→ WHAT IS EXPECTED: Return all the lines below exactly. Any picture among them is omitted.

→ SUPPLIED DATA:

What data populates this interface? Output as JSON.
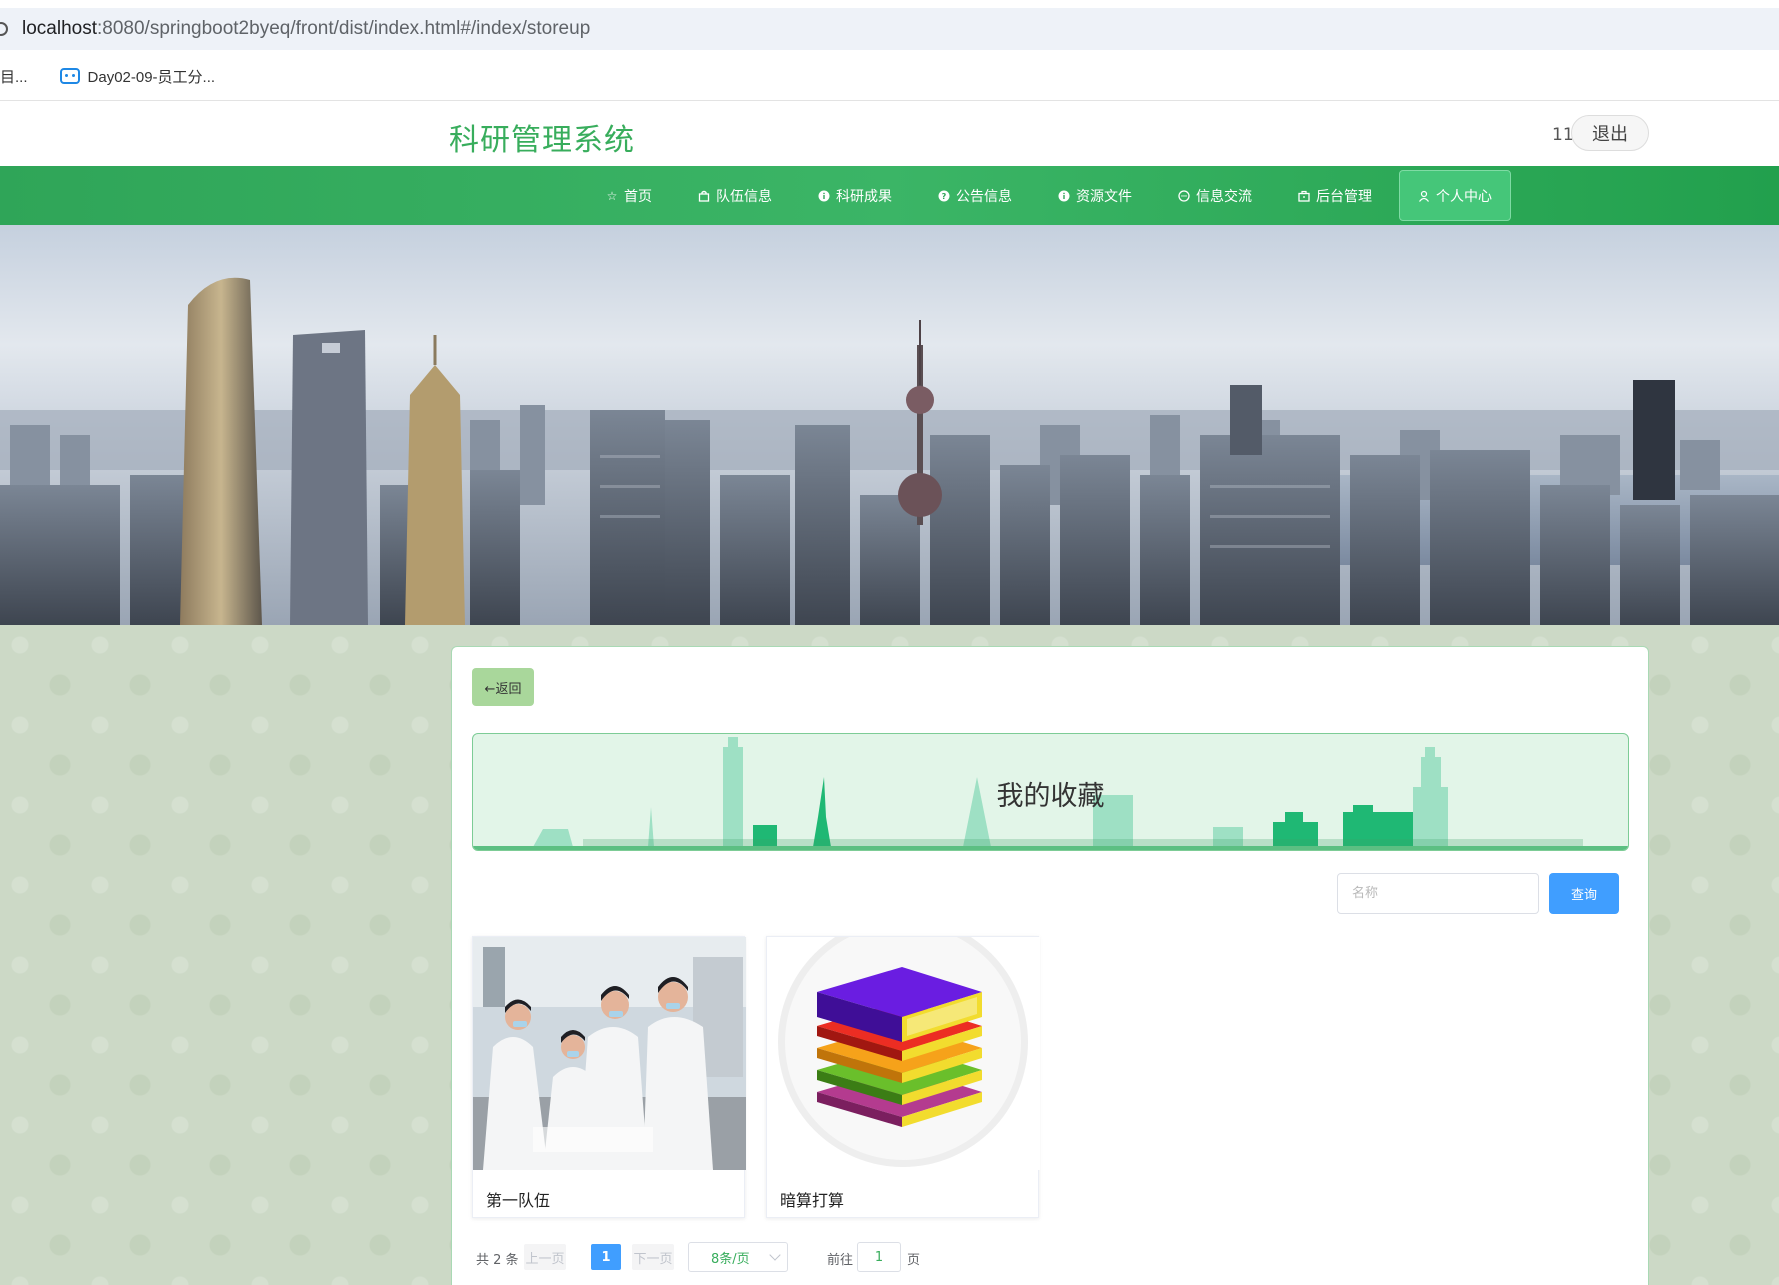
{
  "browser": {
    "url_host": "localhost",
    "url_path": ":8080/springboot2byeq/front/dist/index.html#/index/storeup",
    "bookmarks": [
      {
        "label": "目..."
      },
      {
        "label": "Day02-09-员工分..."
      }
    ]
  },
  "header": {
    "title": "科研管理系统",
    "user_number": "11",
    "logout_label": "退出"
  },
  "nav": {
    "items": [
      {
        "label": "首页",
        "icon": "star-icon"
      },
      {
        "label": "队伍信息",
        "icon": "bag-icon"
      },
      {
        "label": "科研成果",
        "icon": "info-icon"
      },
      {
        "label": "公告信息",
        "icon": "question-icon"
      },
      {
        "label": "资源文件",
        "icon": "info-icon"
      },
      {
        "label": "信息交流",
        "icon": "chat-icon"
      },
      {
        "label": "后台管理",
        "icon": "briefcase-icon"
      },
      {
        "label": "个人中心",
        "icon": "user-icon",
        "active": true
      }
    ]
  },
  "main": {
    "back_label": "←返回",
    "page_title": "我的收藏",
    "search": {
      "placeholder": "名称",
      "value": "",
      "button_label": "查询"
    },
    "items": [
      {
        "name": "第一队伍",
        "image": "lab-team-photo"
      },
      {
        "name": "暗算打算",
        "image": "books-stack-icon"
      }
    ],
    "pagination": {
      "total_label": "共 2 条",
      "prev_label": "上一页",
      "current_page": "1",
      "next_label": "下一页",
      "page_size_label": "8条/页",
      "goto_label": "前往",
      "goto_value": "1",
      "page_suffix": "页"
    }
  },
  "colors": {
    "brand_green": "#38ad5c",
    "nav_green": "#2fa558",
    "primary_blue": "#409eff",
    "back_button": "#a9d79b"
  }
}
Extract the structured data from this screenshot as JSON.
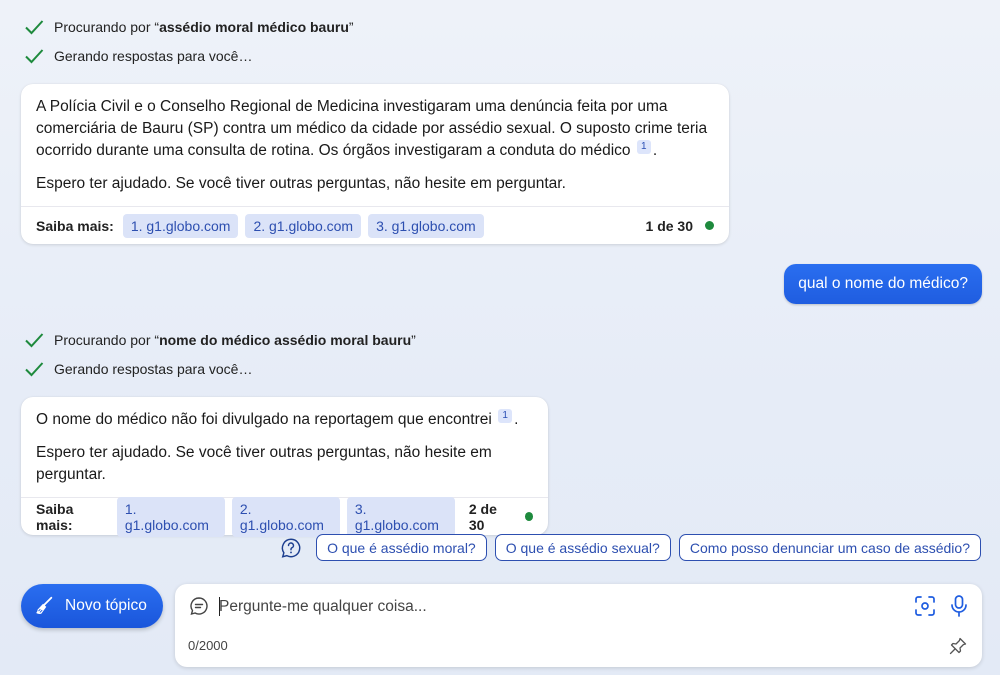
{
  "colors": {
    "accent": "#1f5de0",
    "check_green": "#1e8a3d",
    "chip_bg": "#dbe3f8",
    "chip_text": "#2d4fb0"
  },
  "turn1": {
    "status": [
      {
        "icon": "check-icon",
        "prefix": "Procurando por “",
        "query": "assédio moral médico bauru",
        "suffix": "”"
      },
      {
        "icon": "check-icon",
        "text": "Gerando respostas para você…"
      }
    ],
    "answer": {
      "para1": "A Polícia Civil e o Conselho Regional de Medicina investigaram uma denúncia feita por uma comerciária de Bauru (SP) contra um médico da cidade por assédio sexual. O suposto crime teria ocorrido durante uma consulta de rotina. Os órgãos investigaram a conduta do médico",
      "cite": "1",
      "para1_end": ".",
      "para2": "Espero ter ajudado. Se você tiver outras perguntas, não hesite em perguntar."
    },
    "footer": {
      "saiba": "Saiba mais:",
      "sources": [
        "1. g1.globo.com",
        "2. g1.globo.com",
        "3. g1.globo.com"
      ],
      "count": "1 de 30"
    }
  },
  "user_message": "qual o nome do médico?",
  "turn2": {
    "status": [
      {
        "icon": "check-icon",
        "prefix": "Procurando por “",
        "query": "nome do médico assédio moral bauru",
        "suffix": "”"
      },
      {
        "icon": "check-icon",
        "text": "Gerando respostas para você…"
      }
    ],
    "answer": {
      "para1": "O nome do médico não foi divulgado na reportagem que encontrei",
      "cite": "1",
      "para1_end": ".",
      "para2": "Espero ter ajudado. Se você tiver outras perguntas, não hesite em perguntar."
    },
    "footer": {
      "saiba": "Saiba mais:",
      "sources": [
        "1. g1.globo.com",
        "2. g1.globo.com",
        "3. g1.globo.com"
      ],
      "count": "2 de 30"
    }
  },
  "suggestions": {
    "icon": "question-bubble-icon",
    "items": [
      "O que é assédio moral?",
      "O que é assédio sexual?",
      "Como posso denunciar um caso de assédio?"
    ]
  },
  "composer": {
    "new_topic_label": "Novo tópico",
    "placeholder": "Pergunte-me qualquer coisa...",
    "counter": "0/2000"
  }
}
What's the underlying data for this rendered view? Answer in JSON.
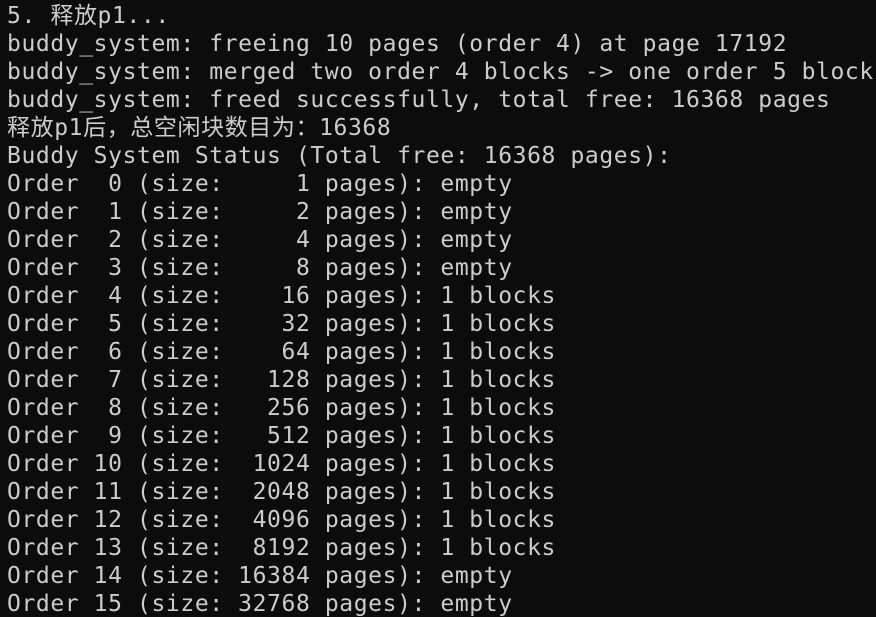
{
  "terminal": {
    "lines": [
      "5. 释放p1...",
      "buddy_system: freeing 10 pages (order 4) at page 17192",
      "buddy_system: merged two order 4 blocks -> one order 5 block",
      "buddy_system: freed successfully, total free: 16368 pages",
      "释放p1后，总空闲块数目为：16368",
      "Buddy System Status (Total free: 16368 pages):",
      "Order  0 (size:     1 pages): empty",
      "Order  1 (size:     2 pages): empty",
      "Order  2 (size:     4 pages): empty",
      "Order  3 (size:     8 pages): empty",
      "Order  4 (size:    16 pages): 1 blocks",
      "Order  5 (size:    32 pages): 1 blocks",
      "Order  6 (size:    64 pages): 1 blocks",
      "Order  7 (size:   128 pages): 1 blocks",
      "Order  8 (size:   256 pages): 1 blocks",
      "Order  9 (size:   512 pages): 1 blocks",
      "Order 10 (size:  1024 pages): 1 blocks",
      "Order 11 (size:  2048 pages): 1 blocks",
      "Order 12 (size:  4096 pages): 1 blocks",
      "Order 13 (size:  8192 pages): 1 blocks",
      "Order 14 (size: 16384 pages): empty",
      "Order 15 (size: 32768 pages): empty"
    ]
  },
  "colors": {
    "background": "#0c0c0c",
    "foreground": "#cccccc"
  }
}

→ COMPLETED TASK:
What data populates this interface? Output as JSON.
{
  "browser": {
    "url_host": "localhost",
    "url_path": ":8080/springboot2byeq/front/dist/index.html#/index/storeup",
    "bookmarks": [
      {
        "label": "目..."
      },
      {
        "label": "Day02-09-员工分..."
      }
    ]
  },
  "header": {
    "title": "科研管理系统",
    "user_number": "11",
    "logout_label": "退出"
  },
  "nav": {
    "items": [
      {
        "label": "首页",
        "icon": "star-icon"
      },
      {
        "label": "队伍信息",
        "icon": "bag-icon"
      },
      {
        "label": "科研成果",
        "icon": "info-icon"
      },
      {
        "label": "公告信息",
        "icon": "question-icon"
      },
      {
        "label": "资源文件",
        "icon": "info-icon"
      },
      {
        "label": "信息交流",
        "icon": "chat-icon"
      },
      {
        "label": "后台管理",
        "icon": "briefcase-icon"
      },
      {
        "label": "个人中心",
        "icon": "user-icon",
        "active": true
      }
    ]
  },
  "main": {
    "back_label": "←返回",
    "page_title": "我的收藏",
    "search": {
      "placeholder": "名称",
      "value": "",
      "button_label": "查询"
    },
    "items": [
      {
        "name": "第一队伍",
        "image": "lab-team-photo"
      },
      {
        "name": "暗算打算",
        "image": "books-stack-icon"
      }
    ],
    "pagination": {
      "total_label": "共 2 条",
      "prev_label": "上一页",
      "current_page": "1",
      "next_label": "下一页",
      "page_size_label": "8条/页",
      "goto_label": "前往",
      "goto_value": "1",
      "page_suffix": "页"
    }
  },
  "colors": {
    "brand_green": "#38ad5c",
    "nav_green": "#2fa558",
    "primary_blue": "#409eff",
    "back_button": "#a9d79b"
  }
}
Extract the structured data from this screenshot as JSON.
{
  "colors": {
    "accent": "#1f5de0",
    "check_green": "#1e8a3d",
    "chip_bg": "#dbe3f8",
    "chip_text": "#2d4fb0"
  },
  "turn1": {
    "status": [
      {
        "icon": "check-icon",
        "prefix": "Procurando por “",
        "query": "assédio moral médico bauru",
        "suffix": "”"
      },
      {
        "icon": "check-icon",
        "text": "Gerando respostas para você…"
      }
    ],
    "answer": {
      "para1": "A Polícia Civil e o Conselho Regional de Medicina investigaram uma denúncia feita por uma comerciária de Bauru (SP) contra um médico da cidade por assédio sexual. O suposto crime teria ocorrido durante uma consulta de rotina. Os órgãos investigaram a conduta do médico",
      "cite": "1",
      "para1_end": ".",
      "para2": "Espero ter ajudado. Se você tiver outras perguntas, não hesite em perguntar."
    },
    "footer": {
      "saiba": "Saiba mais:",
      "sources": [
        "1. g1.globo.com",
        "2. g1.globo.com",
        "3. g1.globo.com"
      ],
      "count": "1 de 30"
    }
  },
  "user_message": "qual o nome do médico?",
  "turn2": {
    "status": [
      {
        "icon": "check-icon",
        "prefix": "Procurando por “",
        "query": "nome do médico assédio moral bauru",
        "suffix": "”"
      },
      {
        "icon": "check-icon",
        "text": "Gerando respostas para você…"
      }
    ],
    "answer": {
      "para1": "O nome do médico não foi divulgado na reportagem que encontrei",
      "cite": "1",
      "para1_end": ".",
      "para2": "Espero ter ajudado. Se você tiver outras perguntas, não hesite em perguntar."
    },
    "footer": {
      "saiba": "Saiba mais:",
      "sources": [
        "1. g1.globo.com",
        "2. g1.globo.com",
        "3. g1.globo.com"
      ],
      "count": "2 de 30"
    }
  },
  "suggestions": {
    "icon": "question-bubble-icon",
    "items": [
      "O que é assédio moral?",
      "O que é assédio sexual?",
      "Como posso denunciar um caso de assédio?"
    ]
  },
  "composer": {
    "new_topic_label": "Novo tópico",
    "placeholder": "Pergunte-me qualquer coisa...",
    "counter": "0/2000"
  }
}
What's the underlying data for this rendered view? Answer in JSON.
{
  "terminal": {
    "lines": [
      "5. 释放p1...",
      "buddy_system: freeing 10 pages (order 4) at page 17192",
      "buddy_system: merged two order 4 blocks -> one order 5 block",
      "buddy_system: freed successfully, total free: 16368 pages",
      "释放p1后，总空闲块数目为：16368",
      "Buddy System Status (Total free: 16368 pages):",
      "Order  0 (size:     1 pages): empty",
      "Order  1 (size:     2 pages): empty",
      "Order  2 (size:     4 pages): empty",
      "Order  3 (size:     8 pages): empty",
      "Order  4 (size:    16 pages): 1 blocks",
      "Order  5 (size:    32 pages): 1 blocks",
      "Order  6 (size:    64 pages): 1 blocks",
      "Order  7 (size:   128 pages): 1 blocks",
      "Order  8 (size:   256 pages): 1 blocks",
      "Order  9 (size:   512 pages): 1 blocks",
      "Order 10 (size:  1024 pages): 1 blocks",
      "Order 11 (size:  2048 pages): 1 blocks",
      "Order 12 (size:  4096 pages): 1 blocks",
      "Order 13 (size:  8192 pages): 1 blocks",
      "Order 14 (size: 16384 pages): empty",
      "Order 15 (size: 32768 pages): empty"
    ]
  },
  "colors": {
    "background": "#0c0c0c",
    "foreground": "#cccccc"
  }
}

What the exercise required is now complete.